We won approval of SB 588 in the State Senate – a bill that will finally begin to address the rampant practice of wage theft across California. Senate President Pro Tem Kevin De Leon came to our rally before the vote to express his unwavering support for the bill.
Caravans from all over the state – from Southern and Northern California – converged in Sacramento for a big push against wage theft. Members of SEIU-USWW, KIWA, Car Washeros, IDEPSCA jornaleros, SEIU California, and other allies rallied with a united voice at the Capitol and in the lead up to the vote.
Up next is the State Assembly but the vote in the Senate marked a pivotal point for workers. Widespread wage violations are a symptom of a larger breakdown in the fundamentals of a fair economy, and a driver of income inequality in our nation.
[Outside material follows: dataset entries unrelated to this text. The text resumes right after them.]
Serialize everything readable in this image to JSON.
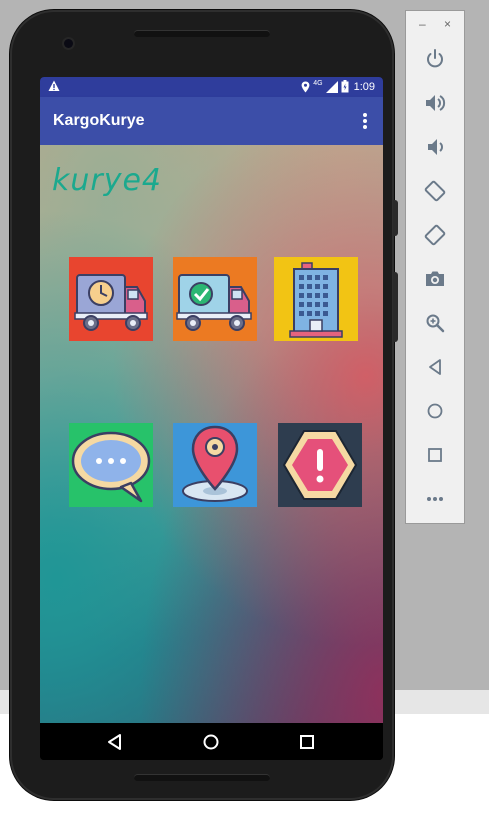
{
  "window": {
    "minimize_label": "–",
    "close_label": "×"
  },
  "statusbar": {
    "time": "1:09",
    "network": "4G",
    "icons": [
      "warning-icon",
      "location-icon",
      "signal-icon",
      "battery-icon"
    ]
  },
  "appbar": {
    "title": "KargoKurye",
    "overflow_icon": "more-vert-icon"
  },
  "content": {
    "username": "kurye4",
    "tiles": [
      {
        "icon": "truck-clock-icon",
        "bg": "#e8452f"
      },
      {
        "icon": "truck-check-icon",
        "bg": "#ec7a22"
      },
      {
        "icon": "building-icon",
        "bg": "#f2c414"
      },
      {
        "icon": "chat-bubble-icon",
        "bg": "#27c26a"
      },
      {
        "icon": "map-pin-icon",
        "bg": "#3d96d9"
      },
      {
        "icon": "warning-hexagon-icon",
        "bg": "#2e3d4f"
      }
    ]
  },
  "navbar": {
    "buttons": [
      "back-icon",
      "home-icon",
      "recents-icon"
    ]
  },
  "emulator_panel": {
    "buttons": [
      "power-icon",
      "volume-up-icon",
      "volume-down-icon",
      "rotate-left-icon",
      "rotate-right-icon",
      "camera-icon",
      "zoom-icon",
      "back-icon",
      "home-icon",
      "overview-icon",
      "more-icon"
    ]
  }
}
Every week, workers in low-wage industries take home paychecks that fall far short of what they need to provide the basics of food and shelter for their families. Saving for college or retirement is an impossible dream. To make matters worse, the vast majority (83%) of workers who win their wage theft cases never see a dime.
A report U.S. Labor Secretary Perez released late last year found that there are nearly 400,000 minimum wage violations in California every week. Raising the wage is one challenge – but enforcing it is another challenge, perhaps even a bigger challenge.
But we can begin to address this problem with Senate Bill 588 that targets deadbeat employers to make sure they won’t steal wages from workers again.
SB588 empowers the Labor Commissioner with better tools to go after repeat offenders and helps workers collect unpaid judgments in three ways:
(1) IT TARGETS DEADBEAT EMPLOYERS.
(2.) SB 588 REDUCES ABUSE OF OUR CORPORATE LAWS extending individual accountability.
(3) SB 588 empowers the labor commissioner to improve collections of stolen wages.
Our coalition has been leading in the Fight for 15 campaign, which has already sparked minimum wage increases for over 80 million Americans. Just very recently, we were able to secure a historic vote in Los Angeles to raise the minimum wage to $15 an hour, which will lift 700,000 Angelenos out of poverty!
But we have to make sure that we put real teeth in California’s labor laws to keep deadbeat employers accountable!
We have to keep telling our stories, and keep up the pressure for action.
Up next, on the week of June 15 working people will march against wage theft on Justice for Janitors Day.
Stay tuned. Se puede?!